great feel in the hands

cons- the tuners were open geared and seemed a little cheap. they were no very responsive to tuning and the gear ratio seemed also TOO low, i felt like i wasn't tightening the strings at all. The low G is also a wound string, which causes it to stick and then suddenly jump up 30 cents when tuning, but that is fairly common, a little sanding of the nut can help that

the spruce sound board (top) was a little too thick also. I felt it impaired the sound a little, giving it a slightly dead sound, compared to what it might have if the soundboard were a few whatevers thinner.

other than that, i can't give anything but a resounding accolade to this uke and highly recommend it, especially for a first 8 string

so
Looks 8/10 Feel 9/10 value (at 269) 10/10 Sound unplugged 7.5/10 and plugged 9/10

go out and get yaz one

oh and i can't afford it anymore so....is santa wants to come late....haha

wfwhitson
01-21-2010, 12:12 PM
Will I would say get it that is a very good price.

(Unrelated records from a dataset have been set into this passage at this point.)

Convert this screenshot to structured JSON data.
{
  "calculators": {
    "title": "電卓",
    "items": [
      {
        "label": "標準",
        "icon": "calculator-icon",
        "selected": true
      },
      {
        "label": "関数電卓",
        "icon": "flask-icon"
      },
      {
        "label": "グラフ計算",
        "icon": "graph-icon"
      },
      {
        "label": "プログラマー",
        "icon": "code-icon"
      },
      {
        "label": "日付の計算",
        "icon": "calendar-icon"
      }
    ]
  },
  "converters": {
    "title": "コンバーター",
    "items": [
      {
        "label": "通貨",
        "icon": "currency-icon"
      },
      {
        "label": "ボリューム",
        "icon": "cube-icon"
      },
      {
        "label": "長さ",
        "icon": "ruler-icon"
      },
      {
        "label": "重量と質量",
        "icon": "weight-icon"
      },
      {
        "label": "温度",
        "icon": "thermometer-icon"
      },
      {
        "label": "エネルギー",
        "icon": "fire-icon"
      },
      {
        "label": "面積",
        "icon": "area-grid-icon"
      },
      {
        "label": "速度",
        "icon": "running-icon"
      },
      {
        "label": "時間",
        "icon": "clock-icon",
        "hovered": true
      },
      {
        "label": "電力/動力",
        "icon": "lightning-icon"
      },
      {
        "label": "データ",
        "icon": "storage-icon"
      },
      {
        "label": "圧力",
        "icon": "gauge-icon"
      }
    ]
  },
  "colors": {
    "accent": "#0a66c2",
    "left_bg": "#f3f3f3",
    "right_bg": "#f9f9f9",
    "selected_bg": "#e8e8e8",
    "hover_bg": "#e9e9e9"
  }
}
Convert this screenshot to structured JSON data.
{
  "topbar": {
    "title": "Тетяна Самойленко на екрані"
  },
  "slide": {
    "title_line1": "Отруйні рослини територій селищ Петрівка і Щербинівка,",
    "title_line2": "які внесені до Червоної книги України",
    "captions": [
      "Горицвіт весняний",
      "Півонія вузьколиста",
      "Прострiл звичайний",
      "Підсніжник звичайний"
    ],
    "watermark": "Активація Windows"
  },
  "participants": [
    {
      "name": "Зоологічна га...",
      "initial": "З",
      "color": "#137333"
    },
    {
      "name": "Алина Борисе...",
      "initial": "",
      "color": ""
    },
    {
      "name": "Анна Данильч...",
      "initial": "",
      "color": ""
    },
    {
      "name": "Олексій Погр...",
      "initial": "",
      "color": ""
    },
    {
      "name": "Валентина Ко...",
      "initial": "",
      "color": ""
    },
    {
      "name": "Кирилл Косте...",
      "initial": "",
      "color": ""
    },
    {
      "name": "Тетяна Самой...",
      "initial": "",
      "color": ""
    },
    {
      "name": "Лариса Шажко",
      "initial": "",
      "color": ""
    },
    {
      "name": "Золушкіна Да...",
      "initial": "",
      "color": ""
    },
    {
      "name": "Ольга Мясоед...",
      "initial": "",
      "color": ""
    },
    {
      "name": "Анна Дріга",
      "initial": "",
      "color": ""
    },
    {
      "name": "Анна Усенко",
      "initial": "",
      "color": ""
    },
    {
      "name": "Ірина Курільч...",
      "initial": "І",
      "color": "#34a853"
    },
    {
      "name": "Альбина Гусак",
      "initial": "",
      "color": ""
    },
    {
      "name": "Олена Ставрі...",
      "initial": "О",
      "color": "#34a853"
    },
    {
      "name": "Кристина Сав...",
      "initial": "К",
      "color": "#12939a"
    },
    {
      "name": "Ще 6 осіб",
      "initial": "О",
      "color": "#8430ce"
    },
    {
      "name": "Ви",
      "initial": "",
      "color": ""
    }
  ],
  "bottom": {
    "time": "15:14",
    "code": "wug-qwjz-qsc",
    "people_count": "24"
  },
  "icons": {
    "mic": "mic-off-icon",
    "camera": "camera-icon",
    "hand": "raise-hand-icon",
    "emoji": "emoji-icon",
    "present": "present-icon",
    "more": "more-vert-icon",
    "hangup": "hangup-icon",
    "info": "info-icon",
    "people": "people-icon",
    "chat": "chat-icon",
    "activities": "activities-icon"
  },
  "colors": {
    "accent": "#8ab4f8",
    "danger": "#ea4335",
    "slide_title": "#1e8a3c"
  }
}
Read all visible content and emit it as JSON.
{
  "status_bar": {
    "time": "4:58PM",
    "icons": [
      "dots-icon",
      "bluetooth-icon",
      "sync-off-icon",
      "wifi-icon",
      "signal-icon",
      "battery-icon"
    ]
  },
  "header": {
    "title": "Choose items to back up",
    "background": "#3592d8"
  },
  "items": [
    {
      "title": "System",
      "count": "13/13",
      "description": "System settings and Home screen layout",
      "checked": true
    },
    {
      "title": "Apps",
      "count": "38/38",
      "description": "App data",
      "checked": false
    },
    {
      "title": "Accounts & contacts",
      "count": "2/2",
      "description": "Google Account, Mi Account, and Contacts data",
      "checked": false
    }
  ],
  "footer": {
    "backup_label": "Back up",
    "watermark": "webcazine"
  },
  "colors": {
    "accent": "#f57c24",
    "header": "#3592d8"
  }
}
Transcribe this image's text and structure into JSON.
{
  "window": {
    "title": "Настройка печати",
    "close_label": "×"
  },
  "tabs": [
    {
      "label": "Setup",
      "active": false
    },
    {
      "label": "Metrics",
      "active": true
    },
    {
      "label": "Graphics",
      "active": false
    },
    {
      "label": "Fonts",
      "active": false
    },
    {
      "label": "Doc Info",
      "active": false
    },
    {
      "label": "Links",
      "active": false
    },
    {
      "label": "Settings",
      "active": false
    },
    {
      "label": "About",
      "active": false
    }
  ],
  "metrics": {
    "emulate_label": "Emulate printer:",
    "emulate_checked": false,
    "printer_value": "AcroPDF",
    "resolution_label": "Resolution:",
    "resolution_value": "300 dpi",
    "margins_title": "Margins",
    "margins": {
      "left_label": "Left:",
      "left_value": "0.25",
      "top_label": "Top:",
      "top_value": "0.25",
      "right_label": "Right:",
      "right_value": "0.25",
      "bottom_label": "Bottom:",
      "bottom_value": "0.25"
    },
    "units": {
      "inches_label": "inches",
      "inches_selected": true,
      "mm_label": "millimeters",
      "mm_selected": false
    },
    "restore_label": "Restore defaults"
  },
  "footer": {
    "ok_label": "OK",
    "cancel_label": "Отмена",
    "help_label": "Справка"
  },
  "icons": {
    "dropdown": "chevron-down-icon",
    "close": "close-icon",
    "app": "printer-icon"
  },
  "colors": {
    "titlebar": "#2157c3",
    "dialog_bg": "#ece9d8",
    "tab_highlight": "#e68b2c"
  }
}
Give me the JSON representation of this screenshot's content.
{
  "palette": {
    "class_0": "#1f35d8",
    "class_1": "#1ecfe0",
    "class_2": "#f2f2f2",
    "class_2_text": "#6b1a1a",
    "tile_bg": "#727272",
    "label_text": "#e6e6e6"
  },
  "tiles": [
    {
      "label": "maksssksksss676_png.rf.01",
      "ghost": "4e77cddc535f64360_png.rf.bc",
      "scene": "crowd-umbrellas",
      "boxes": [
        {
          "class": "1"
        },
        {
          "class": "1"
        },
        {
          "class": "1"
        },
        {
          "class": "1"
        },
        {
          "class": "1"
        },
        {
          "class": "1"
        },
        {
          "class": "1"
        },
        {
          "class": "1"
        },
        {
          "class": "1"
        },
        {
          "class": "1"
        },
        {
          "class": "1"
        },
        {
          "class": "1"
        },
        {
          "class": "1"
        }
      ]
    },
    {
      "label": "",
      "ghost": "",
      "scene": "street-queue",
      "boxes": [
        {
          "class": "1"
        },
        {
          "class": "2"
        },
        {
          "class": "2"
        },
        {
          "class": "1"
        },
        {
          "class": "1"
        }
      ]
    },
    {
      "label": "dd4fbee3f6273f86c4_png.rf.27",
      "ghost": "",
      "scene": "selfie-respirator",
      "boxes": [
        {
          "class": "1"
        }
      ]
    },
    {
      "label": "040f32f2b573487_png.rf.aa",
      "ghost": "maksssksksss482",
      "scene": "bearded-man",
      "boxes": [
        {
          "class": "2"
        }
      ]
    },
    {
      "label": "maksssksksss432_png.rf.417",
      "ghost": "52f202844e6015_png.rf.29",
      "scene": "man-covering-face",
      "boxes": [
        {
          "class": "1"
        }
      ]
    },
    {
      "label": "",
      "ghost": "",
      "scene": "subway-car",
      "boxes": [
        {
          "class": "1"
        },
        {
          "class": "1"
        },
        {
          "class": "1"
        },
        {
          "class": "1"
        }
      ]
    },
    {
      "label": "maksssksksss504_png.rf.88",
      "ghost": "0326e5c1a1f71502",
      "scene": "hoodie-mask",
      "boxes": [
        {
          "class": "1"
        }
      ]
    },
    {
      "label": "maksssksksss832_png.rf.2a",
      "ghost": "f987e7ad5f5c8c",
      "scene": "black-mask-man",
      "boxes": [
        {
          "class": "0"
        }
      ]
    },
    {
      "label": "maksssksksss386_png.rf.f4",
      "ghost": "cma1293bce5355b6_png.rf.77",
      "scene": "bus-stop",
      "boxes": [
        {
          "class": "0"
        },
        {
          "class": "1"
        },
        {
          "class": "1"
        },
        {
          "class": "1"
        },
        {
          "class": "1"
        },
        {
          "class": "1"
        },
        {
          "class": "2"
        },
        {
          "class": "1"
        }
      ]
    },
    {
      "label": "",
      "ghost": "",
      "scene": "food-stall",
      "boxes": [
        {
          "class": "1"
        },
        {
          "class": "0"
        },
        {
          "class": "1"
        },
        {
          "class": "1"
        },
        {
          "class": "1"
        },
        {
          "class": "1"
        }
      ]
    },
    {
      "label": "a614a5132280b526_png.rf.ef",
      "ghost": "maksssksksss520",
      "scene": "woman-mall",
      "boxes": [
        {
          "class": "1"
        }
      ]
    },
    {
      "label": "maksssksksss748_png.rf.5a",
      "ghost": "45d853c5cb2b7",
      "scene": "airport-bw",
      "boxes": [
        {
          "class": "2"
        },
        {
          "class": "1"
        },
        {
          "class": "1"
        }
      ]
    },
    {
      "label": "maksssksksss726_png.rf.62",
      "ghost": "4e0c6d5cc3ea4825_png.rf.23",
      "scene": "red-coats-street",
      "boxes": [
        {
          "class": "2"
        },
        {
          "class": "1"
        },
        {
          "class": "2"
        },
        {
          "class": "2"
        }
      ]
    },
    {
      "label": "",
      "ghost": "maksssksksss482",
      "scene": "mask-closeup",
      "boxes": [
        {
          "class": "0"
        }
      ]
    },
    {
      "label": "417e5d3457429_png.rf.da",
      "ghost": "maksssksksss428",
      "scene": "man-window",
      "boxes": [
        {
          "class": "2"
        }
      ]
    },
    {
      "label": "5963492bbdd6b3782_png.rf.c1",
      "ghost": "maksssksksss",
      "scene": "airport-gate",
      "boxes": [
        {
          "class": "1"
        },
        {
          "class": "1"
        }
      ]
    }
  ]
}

I have a MELE 8 string costing 3 times that. I did change my tunners to gold, standerd mandolin tunners will work got mine off e-Bay. I changed to Worth strings, you can get them from MGM or Elderly. I think you will fall in love with it all over again with these changes made.

Ebonyks
01-27-2010, 03:35 AM
I have the same ukulele and I thought i'd throw in my two cents

Perhaps production quality varies somewhat, because the intonation on mine is somewhat off. It's bad enough that it's impossible to accurately tune the instrument to itself.

Previous to using this instrument, I had an Ohana sk-35 and was impressed by the build quality on it. I'd say this uke is a step backwards compared to the build of the ohana. Before I could use it, i had to lower the action of the instrument, and had to shave the nut into a more comfortable shape (mine had sharp edges). The way the action is setup, all of the strings are level instead of being adjusted for the string gauge. As a result, it is quite difficult to play harmonics on the Cc and Gg strings. Still, the spacing between the strings is just about perfect, you can still control the pairs with your left hand, but the strings are far enough apart that with enough practice, one can control the individual strings instead of simply playing pairs.

Sound quality wise, i'm relatively happy with this instrument. I have worth strings on it (Which seem to be shreading apart, has anyone experienced this before? I play with long nails, that could be the cause). The pickup works reasonably well, i have no complaints about it. The instrument is also loud enough to put on a performance.

It's pretty for sure, i like the spruce top and the cut away headstock quite a bit on this design. It's also relatively easy to play for an 8 string ukulele, there's a rather large transition when moving up to the string pairs for those who have not played an 8 string before.

My use for the instrument is a bit different than the author. I'm playing primarily finger picking compositions in the style of james blackshaw or leo kottke, so the specific demands of the instrument are a little bit different.

This has been my primary instrument for the last six months or so. After using it for that time, i'd say that it's a pretty good starter instrument for people who want to learn the 8 string ukulele. It really is an entirely different creature than a 4 string uke, so the learning curve may be enough to turn off many to the instrument. But for those looking to take their uke playing in a new direction with a fuller, richer sound and a more complex array of finger picking patterns, this is a good investment.

I paid less than half of retail cost for this instrument however, so i may be biased.

leftovermagic84
01-29-2010, 04:17 AM
I've got the O6, the 6 string cousin without the electronics and I'm very happy with it. I'll throw another +1 for worth clear strings on it, I switched to them and it's a whole new monster, much crisper and with a lot more sustain. The lanikais are a great way to step into the 6 or 8 string ukes without spending a fortune.

UKISOCIETY
01-29-2010, 04:37 AM
Thanks for the info. I'd buy this one if I hadn't already bought a darn Lawson 8 string off Ebay. The bridge popped off the first time I tried to tune it. 2 drill holes and 2 screws and nuts later (and sawing off the designer sound hole), it works and sounds fine for a beginner uke. But it looks like excrement.